If you launch a coroutine via StartCoroutine(), you implicitly allocate both an instance of Unity's Coroutine class (21 Bytes on my system) and an Enumerator (16 Bytes). Importantly, no allocation occurs when the coroutine yield's or resumes, so all you have to do to avoid a memory leak is to limit calls to StartCoroutine() while the game is running.
No overview of memory issues in C# and Unity would be complete without mentioning strings. From a memory standpoint, strings are strange because they are both heap-allocated and immutable. When you concatenate two strings (be they variables or string-constants) as in:
... the runtime has to allocate at least one new string object that contains the result. In String.Concat() this is done efficiently via an external method called FastAllocateString(), but there is no way of getting around the heap allocation (40 Bytes on my system in the example above). If you need to modify or concatenate strings at runtime, use System.Text.StringBuilder.
Sometimes, data have to be moved between the stack and the heap. For example, when you format a string as in:
... you are calling a method with the following signature:
In other words, the integer "5" and the floating-point number "5.0f" have to be cast to System.Object when Format() is called. But Object is a reference type whereas the other two are value types. C# therefore has to allocate memory on the heap, copy the values to the heap, and hand Format() a reference to the newly created int and float objects. This process is called boxing, and its counterpart unboxing.
This behavior may not be a problem with String.Format() because you expect it to allocate heap memory anway (for the new string). But boxing can also show up at less expected locations. A notorious example occurs when you want to implement the equality operator "==" for your home-made value types (for example, a struct that represents a complex number). Read all about how to avoid hidden boxing in such cases here.

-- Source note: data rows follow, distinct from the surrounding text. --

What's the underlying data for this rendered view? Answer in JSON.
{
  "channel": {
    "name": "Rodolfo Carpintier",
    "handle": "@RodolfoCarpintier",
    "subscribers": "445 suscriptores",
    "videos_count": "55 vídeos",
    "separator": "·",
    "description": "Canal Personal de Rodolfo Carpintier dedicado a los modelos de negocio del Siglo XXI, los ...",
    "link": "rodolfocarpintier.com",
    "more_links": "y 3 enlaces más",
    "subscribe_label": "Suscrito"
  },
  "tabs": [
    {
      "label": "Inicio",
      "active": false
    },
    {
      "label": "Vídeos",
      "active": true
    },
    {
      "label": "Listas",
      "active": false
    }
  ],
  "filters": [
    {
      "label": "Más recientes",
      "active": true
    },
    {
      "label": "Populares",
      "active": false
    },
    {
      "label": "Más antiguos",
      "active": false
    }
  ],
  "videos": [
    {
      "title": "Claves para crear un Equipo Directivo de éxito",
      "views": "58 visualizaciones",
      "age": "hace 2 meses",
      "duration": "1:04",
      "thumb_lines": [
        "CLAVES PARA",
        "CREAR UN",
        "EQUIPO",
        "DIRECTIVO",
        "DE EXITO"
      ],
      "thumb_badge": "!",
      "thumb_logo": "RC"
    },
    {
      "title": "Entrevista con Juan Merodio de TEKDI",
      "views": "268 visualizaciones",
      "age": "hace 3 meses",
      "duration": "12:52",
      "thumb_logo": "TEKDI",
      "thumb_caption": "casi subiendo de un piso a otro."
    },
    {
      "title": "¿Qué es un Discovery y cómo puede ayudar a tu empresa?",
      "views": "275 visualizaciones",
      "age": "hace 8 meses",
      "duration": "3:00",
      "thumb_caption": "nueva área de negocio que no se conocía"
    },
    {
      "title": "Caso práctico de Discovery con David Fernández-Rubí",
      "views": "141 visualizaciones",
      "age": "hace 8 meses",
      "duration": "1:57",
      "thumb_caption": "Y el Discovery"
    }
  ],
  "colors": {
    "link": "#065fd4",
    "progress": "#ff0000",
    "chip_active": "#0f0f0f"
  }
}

To wind up this post, I want to mention that various library methods also conceal implicit memory allocations. The best way to catch them is through profiling. Two interesting cases which I've recently come across are these: